**Task directions:**
Return the lines below that contain "趁早搞砸".
= = = = =
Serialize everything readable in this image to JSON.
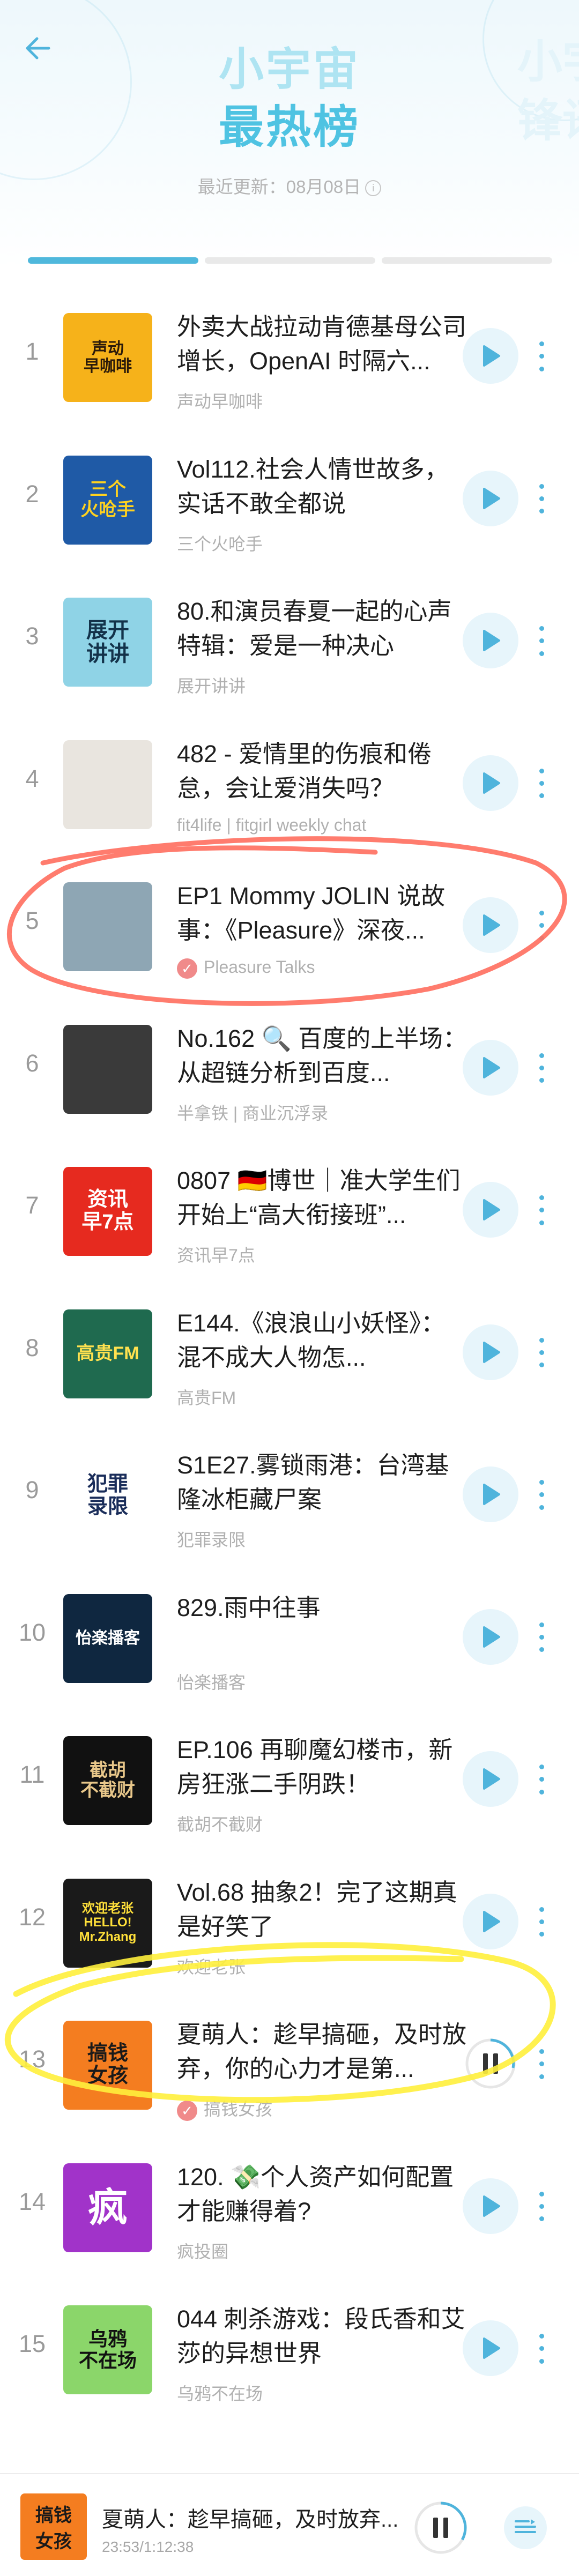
{
  "header": {
    "title_line1": "小宇宙",
    "title_line2": "最热榜",
    "ghost_title": "小宇\n锋讯",
    "update_label": "最近更新：",
    "update_date": "08月08日",
    "info_icon": "info-icon"
  },
  "colors": {
    "accent": "#4fc3e2",
    "play_bg": "#e7f5fb",
    "verified": "#f08a8a",
    "annotation_red": "#ff6e5e",
    "annotation_yellow": "#fff03c"
  },
  "episodes": [
    {
      "rank": "1",
      "title": "外卖大战拉动肯德基母公司增长，OpenAI 时隔六...",
      "author": "声动早咖啡",
      "cover_text": "声动\n早咖啡"
    },
    {
      "rank": "2",
      "title": "Vol112.社会人情世故多，实话不敢全都说",
      "author": "三个火呛手",
      "cover_text": "三个\n火呛手"
    },
    {
      "rank": "3",
      "title": "80.和演员春夏一起的心声特辑：爱是一种决心",
      "author": "展开讲讲",
      "cover_text": "展开\n讲讲"
    },
    {
      "rank": "4",
      "title": "482 - 爱情里的伤痕和倦怠，会让爱消失吗？",
      "author": "fit4life | fitgirl weekly chat",
      "cover_text": ""
    },
    {
      "rank": "5",
      "title": "EP1 Mommy JOLIN 说故事：《Pleasure》深夜...",
      "author": "Pleasure Talks",
      "cover_text": "",
      "verified": true
    },
    {
      "rank": "6",
      "title": "No.162 🔍 百度的上半场：从超链分析到百度...",
      "author": "半拿铁 | 商业沉浮录",
      "cover_text": ""
    },
    {
      "rank": "7",
      "title": "0807 🇩🇪博世｜准大学生们开始上“高大衔接班”...",
      "author": "资讯早7点",
      "cover_text": "资讯\n早7点"
    },
    {
      "rank": "8",
      "title": "E144.《浪浪山小妖怪》：混不成大人物怎...",
      "author": "高贵FM",
      "cover_text": "高贵FM"
    },
    {
      "rank": "9",
      "title": "S1E27.雾锁雨港：台湾基隆冰柜藏尸案",
      "author": "犯罪录限",
      "cover_text": "犯罪\n录限"
    },
    {
      "rank": "10",
      "title": "829.雨中往事",
      "author": "怡楽播客",
      "cover_text": "怡楽播客"
    },
    {
      "rank": "11",
      "title": "EP.106 再聊魔幻楼市，新房狂涨二手阴跌！",
      "author": "截胡不截财",
      "cover_text": "截胡\n不截财"
    },
    {
      "rank": "12",
      "title": "Vol.68 抽象2！完了这期真是好笑了",
      "author": "欢迎老张",
      "cover_text": "欢迎老张\nHELLO!\nMr.Zhang"
    },
    {
      "rank": "13",
      "title": "夏萌人：趁早搞砸，及时放弃，你的心力才是第...",
      "author": "搞钱女孩",
      "cover_text": "搞钱\n女孩",
      "verified": true,
      "playing": true
    },
    {
      "rank": "14",
      "title": "120. 💸个人资产如何配置才能赚得着?",
      "author": "疯投圈",
      "cover_text": "疯"
    },
    {
      "rank": "15",
      "title": "044 刺杀游戏：段氏香和艾莎的异想世界",
      "author": "乌鸦不在场",
      "cover_text": "乌鸦\n不在场"
    }
  ],
  "player": {
    "title": "夏萌人：趁早搞砸，及时放弃...",
    "time": "23:53/1:12:38",
    "cover_text": "搞钱\n女孩",
    "progress": 0.33
  }
}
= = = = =
**Written response:**
      "title": "夏萌人：趁早搞砸，及时放弃，你的心力才是第...",
    "title": "夏萌人：趁早搞砸，及时放弃...",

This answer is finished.